Hazelhurst Field #2, the field south of Long Island Motor Parkway (Stewart Avenue today), became Mitchel Field during World War I. The area labelled "Camp Black" in the map above has a rich history itself. During the Revolutionary War it was known as the Hempstead Plains and used as an Army enlistment center. In the War of 1812 and in the Mexican War, it was a training center for Infantry units. During the Civil War, it was the location of Camp Winfield Scott. In 1898, during the Spanish-American War, it was called Camp Black. At the start of World War I, it was absorbed into Mitchel Field.

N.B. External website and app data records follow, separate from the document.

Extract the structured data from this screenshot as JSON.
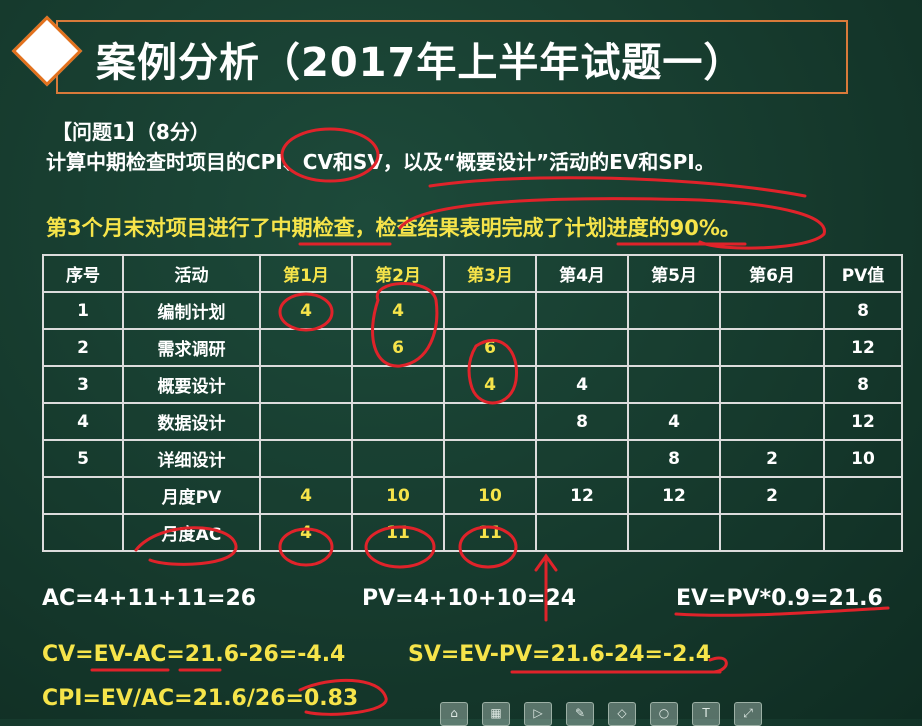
{
  "title": "案例分析（2017年上半年试题一）",
  "question": {
    "label": "【问题1】（8分）",
    "text": "计算中期检查时项目的CPI、CV和SV，以及“概要设计”活动的EV和SPI。",
    "hint": "第3个月末对项目进行了中期检查，检查结果表明完成了计划进度的90%。"
  },
  "table": {
    "headers": [
      "序号",
      "活动",
      "第1月",
      "第2月",
      "第3月",
      "第4月",
      "第5月",
      "第6月",
      "PV值"
    ],
    "rows": [
      [
        "1",
        "编制计划",
        "4",
        "4",
        "",
        "",
        "",
        "",
        "8"
      ],
      [
        "2",
        "需求调研",
        "",
        "6",
        "6",
        "",
        "",
        "",
        "12"
      ],
      [
        "3",
        "概要设计",
        "",
        "",
        "4",
        "4",
        "",
        "",
        "8"
      ],
      [
        "4",
        "数据设计",
        "",
        "",
        "",
        "8",
        "4",
        "",
        "12"
      ],
      [
        "5",
        "详细设计",
        "",
        "",
        "",
        "",
        "8",
        "2",
        "10"
      ],
      [
        "",
        "月度PV",
        "4",
        "10",
        "10",
        "12",
        "12",
        "2",
        ""
      ],
      [
        "",
        "月度AC",
        "4",
        "11",
        "11",
        "",
        "",
        "",
        ""
      ]
    ]
  },
  "equations": {
    "ac": "AC=4+11+11=26",
    "pv": "PV=4+10+10=24",
    "ev": "EV=PV*0.9=21.6",
    "cv": "CV=EV-AC=21.6-26=-4.4",
    "sv": "SV=EV-PV=21.6-24=-2.4",
    "cpi": "CPI=EV/AC=21.6/26=0.83"
  },
  "colors": {
    "background": "#163a2d",
    "accent_orange": "#e2711d",
    "highlight_yellow": "#f6e44a",
    "ink_red": "#e0232a"
  },
  "toolbar_icons": [
    "home-icon",
    "grid-icon",
    "play-icon",
    "pen-icon",
    "shape-icon",
    "circle-icon",
    "text-icon",
    "expand-icon"
  ]
}
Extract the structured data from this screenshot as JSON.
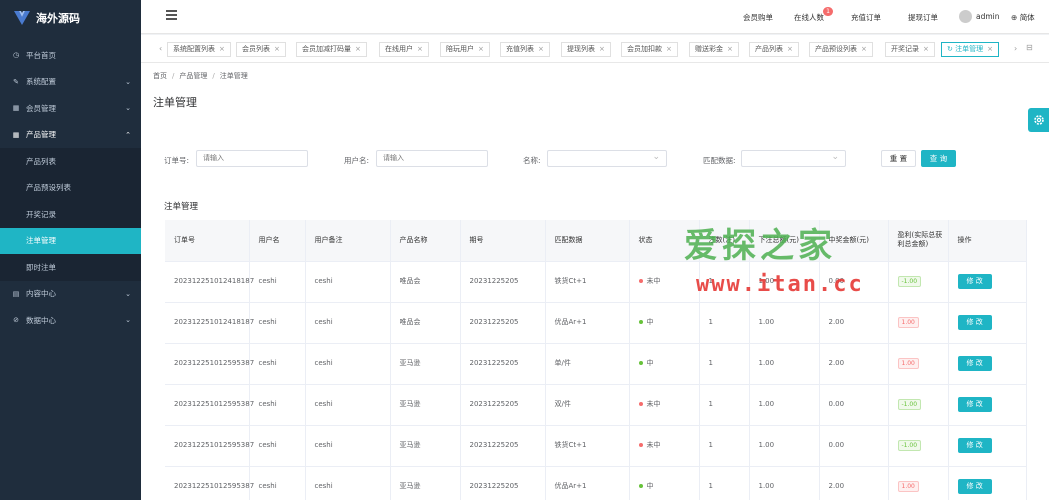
{
  "app": {
    "title": "海外源码"
  },
  "sidebar": {
    "items": [
      {
        "label": "平台首页",
        "icon": "clock-icon"
      },
      {
        "label": "系统配置",
        "icon": "edit-icon"
      },
      {
        "label": "会员管理",
        "icon": "grid-icon"
      },
      {
        "label": "产品管理",
        "icon": "grid-icon"
      }
    ],
    "sub_items": [
      "产品列表",
      "产品预设列表",
      "开奖记录",
      "注单管理",
      "即时注单"
    ],
    "bottom_items": [
      {
        "label": "内容中心",
        "icon": "doc-icon"
      },
      {
        "label": "数据中心",
        "icon": "check-circle-icon"
      }
    ]
  },
  "header": {
    "nav": [
      "会员购单",
      "在线人数",
      "充值订单",
      "提现订单"
    ],
    "online_badge": "1",
    "user": "admin",
    "lang": "简体"
  },
  "tabs": [
    "系统配置列表",
    "会员列表",
    "会员加减打码量",
    "在线用户",
    "陪玩用户",
    "充值列表",
    "提现列表",
    "会员加扣款",
    "赠送彩金",
    "产品列表",
    "产品预设列表",
    "开奖记录",
    "注单管理"
  ],
  "breadcrumb": [
    "首页",
    "产品管理",
    "注单管理"
  ],
  "page_title": "注单管理",
  "filters": {
    "order_label": "订单号:",
    "order_placeholder": "请输入",
    "user_label": "用户名:",
    "user_placeholder": "请输入",
    "name_label": "名称:",
    "match_label": "匹配数据:",
    "reset": "重 置",
    "search": "查 询"
  },
  "section_title": "注单管理",
  "table": {
    "headers": [
      "订单号",
      "用户名",
      "用户备注",
      "产品名称",
      "期号",
      "匹配数据",
      "状态",
      "注数(注)",
      "下注总额(元)",
      "中奖金额(元)",
      "盈利(实际总获利总金额)",
      "操作"
    ],
    "rows": [
      [
        "202312251012418187",
        "ceshi",
        "ceshi",
        "唯品会",
        "20231225205",
        "铁货Ct+1",
        "未中",
        "1",
        "1.00",
        "0.00",
        "-1.00"
      ],
      [
        "202312251012418187",
        "ceshi",
        "ceshi",
        "唯品会",
        "20231225205",
        "优品Ar+1",
        "中",
        "1",
        "1.00",
        "2.00",
        "1.00"
      ],
      [
        "202312251012595387",
        "ceshi",
        "ceshi",
        "亚马逊",
        "20231225205",
        "单/件",
        "中",
        "1",
        "1.00",
        "2.00",
        "1.00"
      ],
      [
        "202312251012595387",
        "ceshi",
        "ceshi",
        "亚马逊",
        "20231225205",
        "双/件",
        "未中",
        "1",
        "1.00",
        "0.00",
        "-1.00"
      ],
      [
        "202312251012595387",
        "ceshi",
        "ceshi",
        "亚马逊",
        "20231225205",
        "铁货Ct+1",
        "未中",
        "1",
        "1.00",
        "0.00",
        "-1.00"
      ],
      [
        "202312251012595387",
        "ceshi",
        "ceshi",
        "亚马逊",
        "20231225205",
        "优品Ar+1",
        "中",
        "1",
        "1.00",
        "2.00",
        "1.00"
      ]
    ],
    "edit_label": "修 改"
  },
  "watermark": {
    "cn": "爱探之家",
    "url": "www.itan.cc"
  },
  "colors": {
    "accent": "#1fb5c5",
    "sidebar": "#1f2d3d",
    "win": "#67c23a",
    "lose": "#f56c6c"
  }
}
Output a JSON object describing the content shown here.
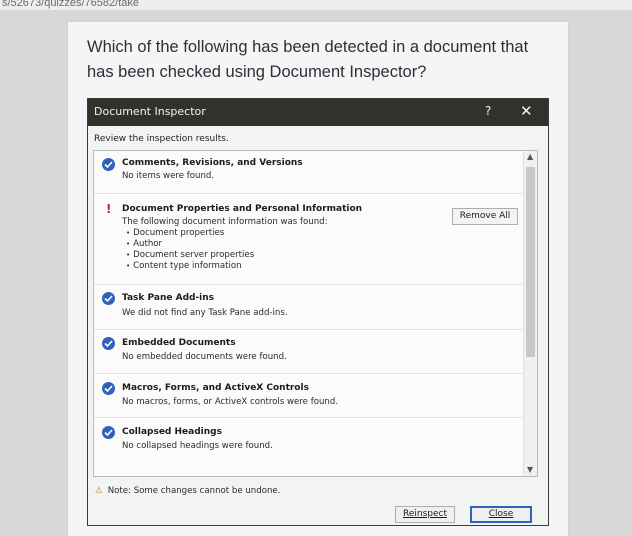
{
  "browser": {
    "url_fragment": "s/52673/quizzes/76582/take"
  },
  "question": {
    "text": "Which of the following has been detected in a document that has been checked using Document Inspector?"
  },
  "dialog": {
    "title": "Document Inspector",
    "help_label": "?",
    "close_label": "✕",
    "subheading": "Review the inspection results.",
    "items": [
      {
        "status": "ok",
        "title": "Comments, Revisions, and Versions",
        "description": "No items were found."
      },
      {
        "status": "warning",
        "title": "Document Properties and Personal Information",
        "description": "The following document information was found:",
        "bullets": [
          "Document properties",
          "Author",
          "Document server properties",
          "Content type information"
        ],
        "action_label": "Remove All"
      },
      {
        "status": "ok",
        "title": "Task Pane Add-ins",
        "description": "We did not find any Task Pane add-ins."
      },
      {
        "status": "ok",
        "title": "Embedded Documents",
        "description": "No embedded documents were found."
      },
      {
        "status": "ok",
        "title": "Macros, Forms, and ActiveX Controls",
        "description": "No macros, forms, or ActiveX controls were found."
      },
      {
        "status": "ok",
        "title": "Collapsed Headings",
        "description": "No collapsed headings were found."
      }
    ],
    "note": "Note: Some changes cannot be undone.",
    "reinspect_label": "Reinspect",
    "close_button_label": "Close"
  },
  "icons": {
    "ok": "check-circle-icon",
    "warning": "exclamation-icon",
    "note": "warning-icon"
  },
  "colors": {
    "titlebar": "#33312c",
    "check": "#2f62b8",
    "warning": "#c8231b"
  }
}
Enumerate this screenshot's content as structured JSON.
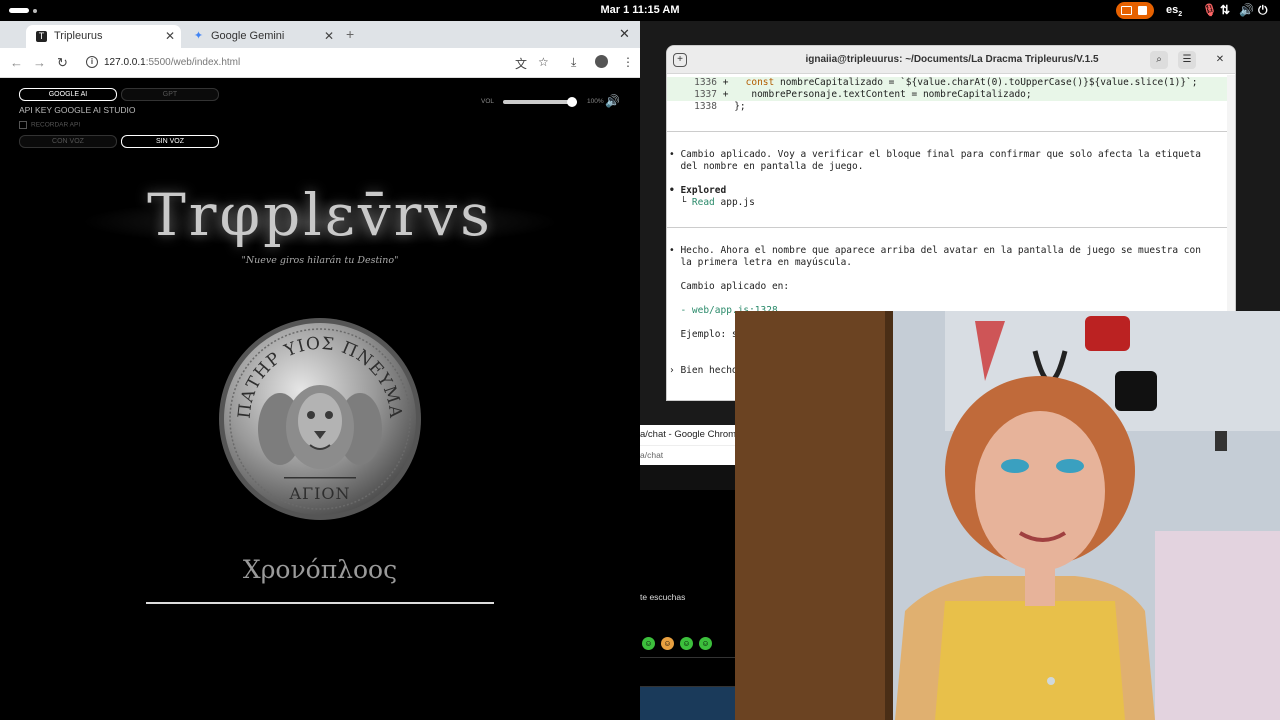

Mitchel Field was responsible for many firsts. In October 1923, it was the scene of the country's first airplane jumping competition. Two world's airplane speed records were established there the same year. The U.S. airmail service started with experimental flights from the airfield in 1924. In September 1929, Lieutenant James H. Doolittle, made the world's first blind flight.
In 1938, Mitchel was the starting point for the first nonstop transcontinental bomber flight. Mitchel Field also served as a base from which the first demonstration of long-range aerial reconnaissance was made. With Curtis LeMay navigating, the aircraft flew 620 miles out to sea to intercept an ocean liner in order to demonstrate the range and accuracy of modern aviation.
During World War II, Mitchel Field was a staging area for B24 Liberators and their flight crews en route to Europe. The airbase was closed in 1961.
In 1957 the U.S. received a wake-up call by the name of Sputnik; the first man-made object to orbit the Earth. The Russians had jumped ahead of us in a race we didn't know we were in, and the public clamored for action. The country was fixated on this little 23 inch sphere circling the earth at 18,000 miles per hour, and it was a huge embarrassment. Less than a week after launching Sputnik, the Russians exploded a huge atomic bomb as a further show of strength. It was just a matter of time before the Russians would be capable of reaching the U.S. with an Intercontinental Ballistic Missile (ICBM). The race to space had become a race for survival. This was no longer just a matter of national pride, it was a matter of national defense.
Elected officials blamed our education system for not producing enough engineers. They thought that the engineers we did have were wasting their talent on designing better cars and refrigerators. The government began pouring money into science and mathematics programs at all levels of education. It was every American student's patriotic duty to knuckle down and get busy studying math and science.
The U.S. established the Advanced Research Projects Agency (ARPA, a military agency) and the National Aeronautics and Space Administration (NASA, a civilian agency). Amazingly, in just over ten years, NASA would put a man on the moon with the help of a Long Island company located just a short distance from the hanger where I boarded the rocket ship to Mars. Grumman's Lunar Module (LEM) landed in the Sea of Tranquility on the lunar surface on July 20, 1969. ARPA created the ARPAnet global network that would eventually be called the Internet.
A Chapter Closed
Spaceland opened to much fanfare on June 19, 1958 and closed unceremonious some time in late 1959 or early 1960. The old hanger still had more life in it though, being subsequently used as a movie studio in 1964 (The World of Henry Orient and Santa Clause Conquers the Martians) and a discotheque in 1966, when radio personality Murray the K converted the hanger to a multimedia music venue called "The World". The discotheque was short-lived however, and the historic building succumbed to the wrecking ball to make way for a furniture store.